Welcome to my website! I hope you enjoy browsing the brief stories from near and far past as I discover and update them. For me, history is a continuum from past to future, and happening every day. Following is a narrative of the ingredients in my life that contribute to HISTORY POTPOURRI. I would appreciate receiving your comments and questions.
I never liked history when I was growing up. History as I knew it was a succession of wars, usually in Europe. The people were two-dimensional, hard to relate to.
Growing up in Portland, Oregon, I learned about the Lewis and Clark expedition in 1804. The most interesting information to me was that Sacajawea (or Sacagawea) helped the exploration party find the way. I also learned that thousands of people traveled on a Pioneer Trail across a desert beginning in the 1830s to settle in the Oregon Territory, where there were native people who didn’t want them there.
The one historical person who sparked my interest was Joan of Arc. A bronze statue of her, a replica of the original in Paris, was mounted in the center of a roundabout where my family would wait for the bus. I was about six when I asked my father who the girl on the horse was. He replied, “That’s Joanie on the pony,” and told me how the young peasant girl led the French soldiers to save King Charles VII. Now that’s a good story.
What I loved was stories. My father’s relatives would tell stories about their families who lost their homes in southern Germany when Napoleon burned their farms and villages on his march to Russia, and the Germans resettled in Odessa at the invitation of Czarina Catherine of Russia. After several years, they were forced to leave, and were able to resettle again, this time in the Dakota Territory in North America.
My mother’s mother told me about how her mother, my great-grandmother, and two sisters, ages 12, 14 and 16, traveled from Czechoslovakia to America alone by ship huddled together in steerage.

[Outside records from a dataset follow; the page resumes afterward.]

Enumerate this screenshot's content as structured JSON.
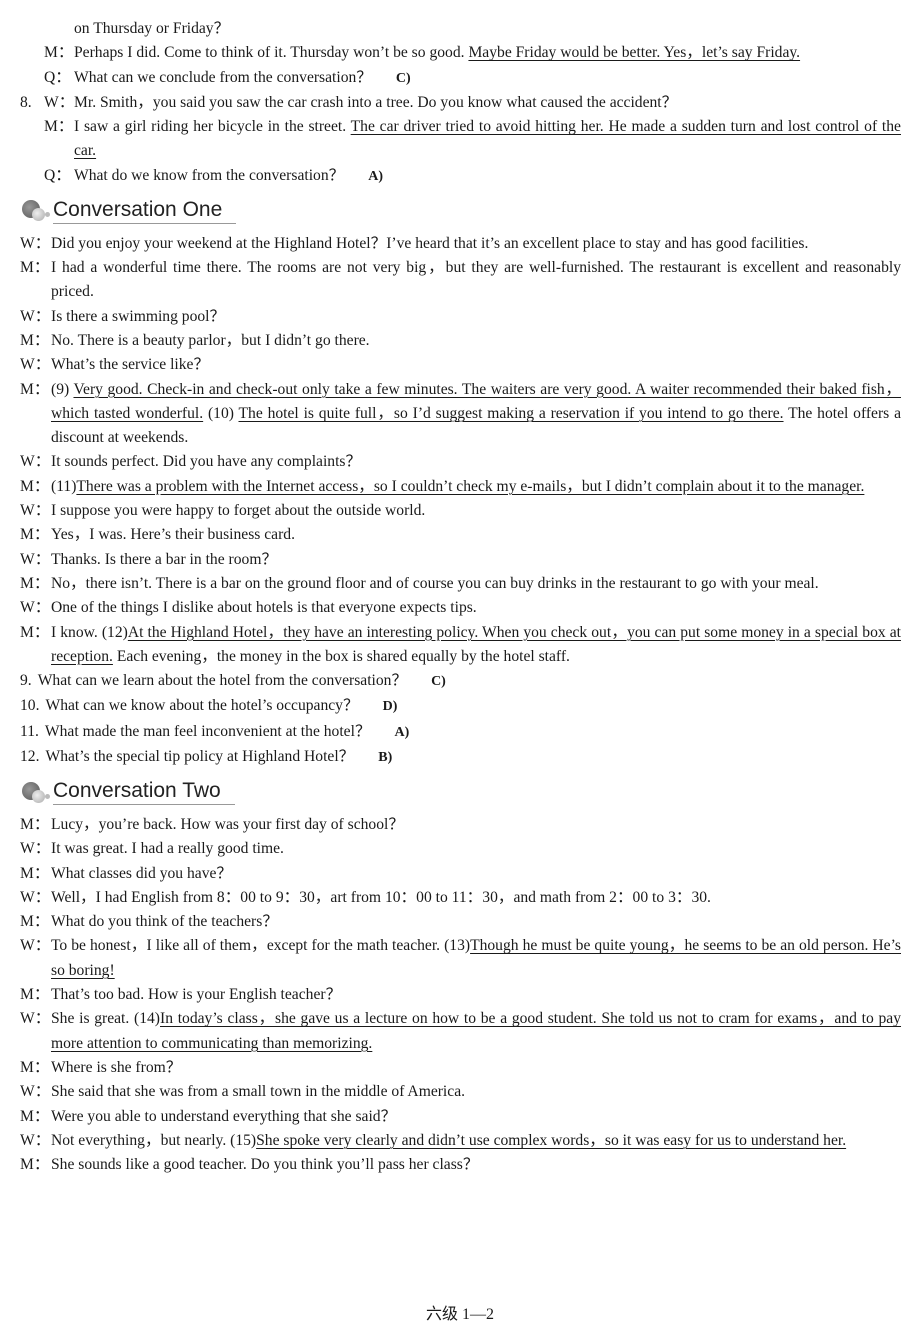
{
  "blocks": [
    {
      "kind": "top",
      "cont": true,
      "segs": [
        {
          "t": "on Thursday or Friday？"
        }
      ]
    },
    {
      "kind": "top",
      "spk": "M：",
      "segs": [
        {
          "t": "Perhaps I did. Come to think of it. Thursday won’t be so good. "
        },
        {
          "t": "Maybe Friday would be better. Yes，let’s say Friday.",
          "u": true
        }
      ]
    },
    {
      "kind": "top",
      "spk": "Q：",
      "segs": [
        {
          "t": "What can we conclude from the conversation？"
        }
      ],
      "ans": "C)"
    },
    {
      "kind": "top",
      "num": "8.",
      "spk": "W：",
      "segs": [
        {
          "t": "Mr. Smith，you said you saw the car crash into a tree. Do you know what caused the accident？"
        }
      ]
    },
    {
      "kind": "top",
      "spk": "M：",
      "segs": [
        {
          "t": "I saw a girl riding her bicycle in the street. "
        },
        {
          "t": "The car driver tried to avoid hitting her. He made a sudden turn and lost control of the car.",
          "u": true
        }
      ]
    },
    {
      "kind": "top",
      "spk": "Q：",
      "segs": [
        {
          "t": "What do we know from the conversation？"
        }
      ],
      "ans": "A)"
    },
    {
      "kind": "heading",
      "text": "Conversation One"
    },
    {
      "kind": "conv",
      "spk": "W：",
      "segs": [
        {
          "t": "Did you enjoy your weekend at the Highland Hotel？I’ve heard that it’s an excellent place to stay and has good facilities."
        }
      ]
    },
    {
      "kind": "conv",
      "spk": "M：",
      "segs": [
        {
          "t": "I had a wonderful time there. The rooms are not very big，but they are well-furnished. The restaurant is excellent and reasonably priced."
        }
      ]
    },
    {
      "kind": "conv",
      "spk": "W：",
      "segs": [
        {
          "t": "Is there a swimming pool？"
        }
      ]
    },
    {
      "kind": "conv",
      "spk": "M：",
      "segs": [
        {
          "t": "No. There is a beauty parlor，but I didn’t go there."
        }
      ]
    },
    {
      "kind": "conv",
      "spk": "W：",
      "segs": [
        {
          "t": "What’s the service like？"
        }
      ]
    },
    {
      "kind": "conv",
      "spk": "M：",
      "segs": [
        {
          "t": "(9) "
        },
        {
          "t": "Very good. Check-in and check-out only take a few minutes. The waiters are very good. A waiter recommended their baked fish，which tasted wonderful.",
          "u": true
        },
        {
          "t": " (10) "
        },
        {
          "t": "The hotel is quite full，so I’d suggest making a reservation if you intend to go there.",
          "u": true
        },
        {
          "t": " The hotel offers a discount at weekends."
        }
      ]
    },
    {
      "kind": "conv",
      "spk": "W：",
      "segs": [
        {
          "t": "It sounds perfect. Did you have any complaints？"
        }
      ]
    },
    {
      "kind": "conv",
      "spk": "M：",
      "segs": [
        {
          "t": "(11)"
        },
        {
          "t": "There was a problem with the Internet access，so I couldn’t check my e-mails，but I didn’t complain about it to the manager.",
          "u": true
        }
      ]
    },
    {
      "kind": "conv",
      "spk": "W：",
      "segs": [
        {
          "t": "I suppose you were happy to forget about the outside world."
        }
      ]
    },
    {
      "kind": "conv",
      "spk": "M：",
      "segs": [
        {
          "t": "Yes，I was. Here’s their business card."
        }
      ]
    },
    {
      "kind": "conv",
      "spk": "W：",
      "segs": [
        {
          "t": "Thanks. Is there a bar in the room？"
        }
      ]
    },
    {
      "kind": "conv",
      "spk": "M：",
      "segs": [
        {
          "t": "No，there isn’t. There is a bar on the ground floor and of course you can buy drinks in the restaurant to go with your meal."
        }
      ]
    },
    {
      "kind": "conv",
      "spk": "W：",
      "segs": [
        {
          "t": "One of the things I dislike about hotels is that everyone expects tips."
        }
      ]
    },
    {
      "kind": "conv",
      "spk": "M：",
      "segs": [
        {
          "t": "I know. (12)"
        },
        {
          "t": "At the Highland Hotel，they have an interesting policy. When you check out，you can put some money in a special box at reception.",
          "u": true
        },
        {
          "t": " Each evening，the money in the box is shared equally by the hotel staff."
        }
      ]
    },
    {
      "kind": "q",
      "num": "9.",
      "segs": [
        {
          "t": "What can we learn about the hotel from the conversation？"
        }
      ],
      "ans": "C)"
    },
    {
      "kind": "q",
      "num": "10.",
      "segs": [
        {
          "t": "What can we know about the hotel’s occupancy？"
        }
      ],
      "ans": "D)"
    },
    {
      "kind": "q",
      "num": "11.",
      "segs": [
        {
          "t": "What made the man feel inconvenient at the hotel？"
        }
      ],
      "ans": "A)"
    },
    {
      "kind": "q",
      "num": "12.",
      "segs": [
        {
          "t": "What’s the special tip policy at Highland Hotel？"
        }
      ],
      "ans": "B)"
    },
    {
      "kind": "heading",
      "text": "Conversation Two"
    },
    {
      "kind": "conv",
      "spk": "M：",
      "segs": [
        {
          "t": "Lucy，you’re back. How was your first day of school？"
        }
      ]
    },
    {
      "kind": "conv",
      "spk": "W：",
      "segs": [
        {
          "t": "It was great. I had a really good time."
        }
      ]
    },
    {
      "kind": "conv",
      "spk": "M：",
      "segs": [
        {
          "t": "What classes did you have？"
        }
      ]
    },
    {
      "kind": "conv",
      "spk": "W：",
      "segs": [
        {
          "t": "Well，I had English from 8：00 to 9：30，art from 10：00 to 11：30，and math from 2：00 to 3：30."
        }
      ]
    },
    {
      "kind": "conv",
      "spk": "M：",
      "segs": [
        {
          "t": "What do you think of the teachers？"
        }
      ]
    },
    {
      "kind": "conv",
      "spk": "W：",
      "segs": [
        {
          "t": "To be honest，I like all of them，except for the math teacher. (13)"
        },
        {
          "t": "Though he must be quite young，he seems to be an old person. He’s so boring!",
          "u": true
        }
      ]
    },
    {
      "kind": "conv",
      "spk": "M：",
      "segs": [
        {
          "t": "That’s too bad. How is your English teacher？"
        }
      ]
    },
    {
      "kind": "conv",
      "spk": "W：",
      "segs": [
        {
          "t": "She is great. (14)"
        },
        {
          "t": "In today’s class，she gave us a lecture on how to be a good student. She told us not to cram for exams，and to pay more attention to communicating than memorizing.",
          "u": true
        }
      ]
    },
    {
      "kind": "conv",
      "spk": "M：",
      "segs": [
        {
          "t": "Where is she from？"
        }
      ]
    },
    {
      "kind": "conv",
      "spk": "W：",
      "segs": [
        {
          "t": "She said that she was from a small town in the middle of America."
        }
      ]
    },
    {
      "kind": "conv",
      "spk": "M：",
      "segs": [
        {
          "t": "Were you able to understand everything that she said？"
        }
      ]
    },
    {
      "kind": "conv",
      "spk": "W：",
      "segs": [
        {
          "t": "Not everything，but nearly. (15)"
        },
        {
          "t": "She spoke very clearly and didn’t use complex words，so it was easy for us to understand her.",
          "u": true
        }
      ]
    },
    {
      "kind": "conv",
      "spk": "M：",
      "segs": [
        {
          "t": "She sounds like a good teacher. Do you think you’ll pass her class？"
        }
      ]
    }
  ],
  "footer": "六级 1—2"
}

Before I could read, my father read stories to me and my brother after dinner, mostly about animals who could talk. He was a dramatic reader, eliciting audible responses from his little listeners. Six years old and in first grade, I made the connection between the symbol of the letter “a” and the sound it represented. It was the key to the magic kingdom, where I met people I would never know and visited places I would never see. Reading gave me pleasure in good times and escape from unhappy times.
At Marylhurst College, in Lake Oswego, Oregon, I majored in Spanish culture and language, and was introduced to the literature of writers from South America, the Caribbean, Mexico and Spain.
On my own after graduation, I was hired by a maritime law firm in Portland as a legal secretary due to my English skills. The work was international, and sometimes cases would rise to the U. S. Supreme Court. While there, I learned the value of precision in writing, selecting the exact words and the proper order to convey meaning.
Eleven years later, I was in Sacramento, married, and enrolled in the Public Administration Master’s program at Sacramento State University. I had always thought that taking care of my home and family extended to the community around me, and I volunteered to serve where I could. Government service appealed to me, but when we moved to Georgetown, a Gold Rush village in El Dorado County east of Sacramento, I put that education to work serving on citizen committees and co-founding what is now the Center for Nonviolent Relationships in Placerville.
Some people think that entrepreneurs are born, not made. Maybe some are. But in my case, I started my public relations business from a cedar log cabin in the Eldorado National Forest because there were no options. The only talent I had that people would pay for was writing. There were many small businesses and artists who could not afford big city prices. Gradually, I developed a clientele for writing press releases about their businesses. Then I studied photography at community colleges and splurged on a Leica camera. By and by, the features editor at the newspaper told me that she never had to edit my submissions because they were well written, and my photography was up to their publishing standards. I was invited to become a correspondent for the newspaper. It was a fascinating time. I covered school events, forestry and water issues, arts, sports, business, economic development, technology, and government. As a result of my education features articles, I was offered contracts with eight school districts.
Eventually, I served as managing editor of three community newspapers: Folsom Life, Village Life, and Cameron Park Life. It was a privilege to publish the stories of these neighboring, but distinct communities. So I could keep up the pace, we left our mountain cabin and moved to Folsom. The recession of 2008 ended the life of Folsom Life, and I returned to freelance writing.
I found writing stories for readers to be addictive. I was contacted by Arcadia Publishing and asked to write a book about modern Folsom. It was to be the first book representing a modern city in color photographs. It was a perfect fit for me. The book was published in 2015. Some of the people and places are already part of the past. More books are in the works, and HISTORY POTPOURRI will have updates and changing stories.